"The great office meltdown has begun" (12 September, pages 24-25) certainly throws up a conundrum: global warming is causing higher summer temperatures, therefore increasing demand for air-conditioning; this in turn adds to energy use, causes more carbon dioxide emissions and accelerates global warming.
However, I don't agree with Nick Cullen, the climate change specialist at Hoare Lee, that existing buildings won't be able to be adapted to cope. We at Reid Architecture have taken a 1950s building in central London and refurbished it to be naturally ventilated. Solar gain is controlled through the use of blinds, we stripped out the ceiling to expose the concrete soffits with their thermal mass, used efficient T5
tubes for lighting and installed chilled beams to deal with summer temperature peaks. This didn't require wholesale gutting, as the chilled water supply for the beams is very small-scale. The result is a building that coped well this summer and has an energy consumption level less than the typical naturally ventilated office – and 75% of that of an air-conditioned office.
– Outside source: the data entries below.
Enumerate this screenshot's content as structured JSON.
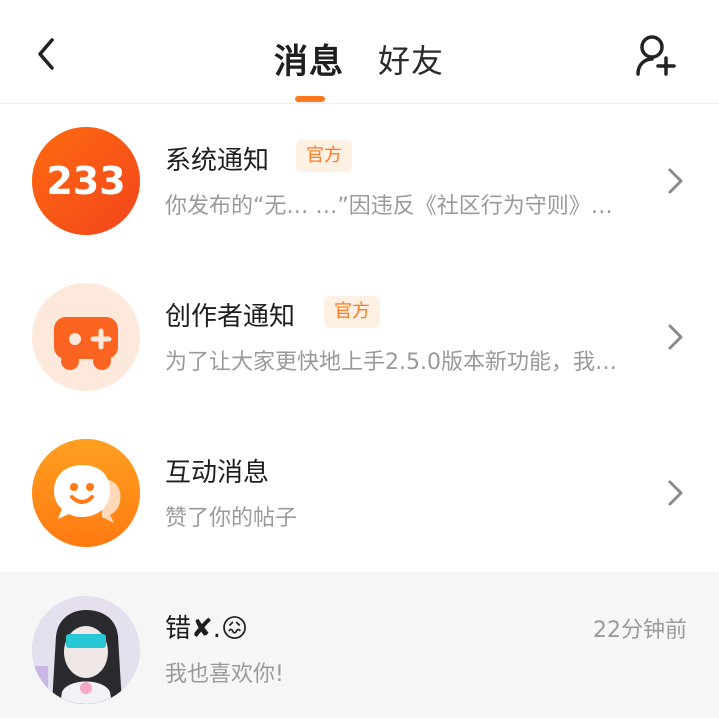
{
  "header": {
    "tab_messages": "消息",
    "tab_friends": "好友"
  },
  "accent_color": "#ff7a1f",
  "messages": [
    {
      "avatar_text": "233",
      "title": "系统通知",
      "badge": "官方",
      "preview": "你发布的“无…  …”因违反《社区行为守则》…",
      "icon": "logo-233"
    },
    {
      "title": "创作者通知",
      "badge": "官方",
      "preview": "为了让大家更快地上手2.5.0版本新功能，我…",
      "icon": "gamepad-plus-icon"
    },
    {
      "title": "互动消息",
      "preview": "赞了你的帖子",
      "icon": "smiley-chat-icon"
    },
    {
      "title": "错✘.😖",
      "preview": "我也喜欢你!",
      "time": "22分钟前",
      "icon": "user-avatar"
    }
  ]
}
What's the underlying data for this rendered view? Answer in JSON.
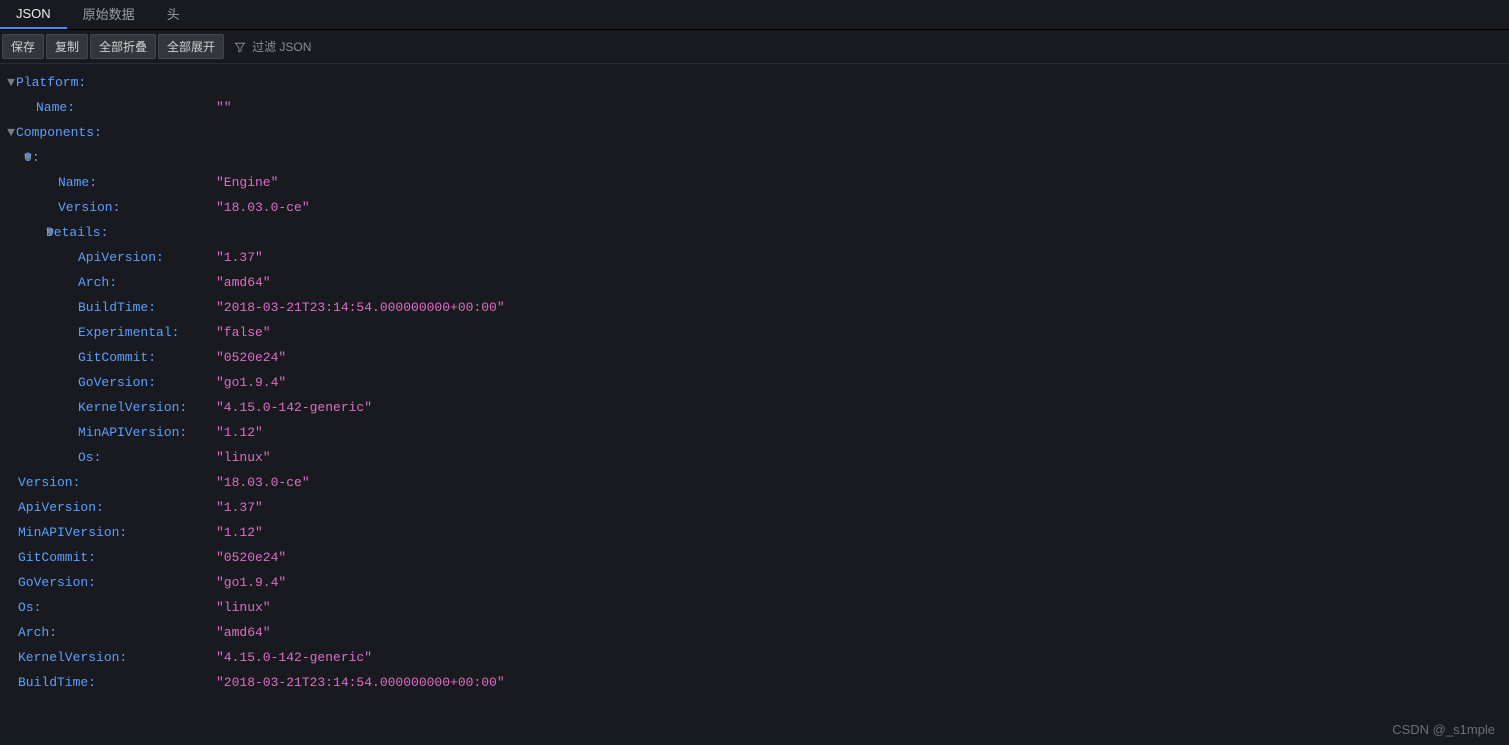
{
  "tabs": {
    "json": "JSON",
    "raw": "原始数据",
    "headers": "头"
  },
  "toolbar": {
    "save": "保存",
    "copy": "复制",
    "collapse_all": "全部折叠",
    "expand_all": "全部展开",
    "filter": "过滤 JSON"
  },
  "json": {
    "Platform": {
      "Name": "\"\""
    },
    "Components": {
      "0": {
        "Name": "\"Engine\"",
        "Version": "\"18.03.0-ce\"",
        "Details": {
          "ApiVersion": "\"1.37\"",
          "Arch": "\"amd64\"",
          "BuildTime": "\"2018-03-21T23:14:54.000000000+00:00\"",
          "Experimental": "\"false\"",
          "GitCommit": "\"0520e24\"",
          "GoVersion": "\"go1.9.4\"",
          "KernelVersion": "\"4.15.0-142-generic\"",
          "MinAPIVersion": "\"1.12\"",
          "Os": "\"linux\""
        }
      }
    },
    "Version": "\"18.03.0-ce\"",
    "ApiVersion": "\"1.37\"",
    "MinAPIVersion": "\"1.12\"",
    "GitCommit": "\"0520e24\"",
    "GoVersion": "\"go1.9.4\"",
    "Os": "\"linux\"",
    "Arch": "\"amd64\"",
    "KernelVersion": "\"4.15.0-142-generic\"",
    "BuildTime": "\"2018-03-21T23:14:54.000000000+00:00\""
  },
  "watermark": "CSDN @_s1mple"
}
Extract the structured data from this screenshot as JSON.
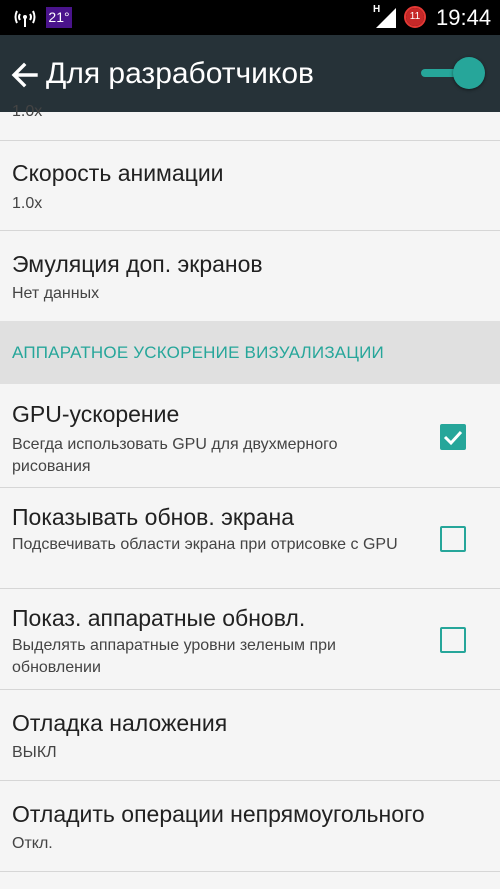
{
  "status_bar": {
    "temperature": "21°",
    "network_type": "H",
    "notification_count": "11",
    "time": "19:44"
  },
  "app_bar": {
    "title": "Для разработчиков",
    "master_switch_on": true
  },
  "cutoff_top": "1.0x",
  "items": [
    {
      "title": "Скорость анимации",
      "summary": "1.0x"
    },
    {
      "title": "Эмуляция доп. экранов",
      "summary": "Нет данных"
    }
  ],
  "section_header": "АППАРАТНОЕ УСКОРЕНИЕ ВИЗУАЛИЗАЦИИ",
  "check_items": [
    {
      "title": "GPU-ускорение",
      "summary": "Всегда использовать GPU для двухмерного рисования",
      "checked": true
    },
    {
      "title": "Показывать обнов. экрана",
      "summary": "Подсвечивать области экрана при отрисовке с GPU",
      "checked": false
    },
    {
      "title": "Показ. аппаратные обновл.",
      "summary": "Выделять аппаратные уровни зеленым при обновлении",
      "checked": false
    }
  ],
  "items2": [
    {
      "title": "Отладка наложения",
      "summary": "ВЫКЛ"
    },
    {
      "title": "Отладить операции непрямоугольного",
      "summary": "Откл."
    }
  ],
  "colors": {
    "accent": "#26a69a",
    "app_bar": "#263238",
    "section_bg": "#e0e0e0"
  }
}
There is no single solution to the climate change conundrum; we must look at the challenges holistically. Some issues I suggest that could be considered are:
- Reduce lighting and equipment loads to compensate for the additional loads for cooling.
- Use the form of cooling with the lowest energy-use possible.
- Set the cooling temperature high so people feel comfortable, not cold.
- Learn from traditional building forms in warm climates.
- Look at the benefits of super insulation to combat worries about lightweight construction.
Stuart Barlow, technical manager/associate director, Reid Architecture, via email.